What the exercise asks: Look over the lines below. Report each one that includes the string "text".

Data under study:
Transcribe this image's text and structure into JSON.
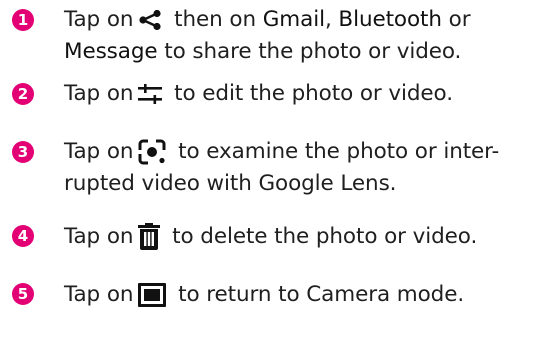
{
  "steps": [
    {
      "number": "1",
      "before": "Tap on",
      "icon": "share-icon",
      "after_lead": " then on ",
      "opt1": "Gmail",
      "sep1": ", ",
      "opt2": "Bluetooth",
      "sep2": " or",
      "line2_opt3": "Message",
      "line2_rest": " to share the photo or video."
    },
    {
      "number": "2",
      "before": "Tap on",
      "icon": "edit-sliders-icon",
      "after": " to edit the photo or video."
    },
    {
      "number": "3",
      "before": "Tap on",
      "icon": "google-lens-icon",
      "after": " to examine the photo or inter-",
      "line2": "rupted video with Google Lens."
    },
    {
      "number": "4",
      "before": "Tap on",
      "icon": "trash-icon",
      "after": " to delete the photo or video."
    },
    {
      "number": "5",
      "before": "Tap on",
      "icon": "camera-mode-icon",
      "after": " to return to Camera mode."
    }
  ],
  "colors": {
    "badge": "#e20074",
    "text": "#1f1f1f"
  }
}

Solution to the exercise:
Transcribe this image's text and structure into JSON.
    "text": "#1f1f1f"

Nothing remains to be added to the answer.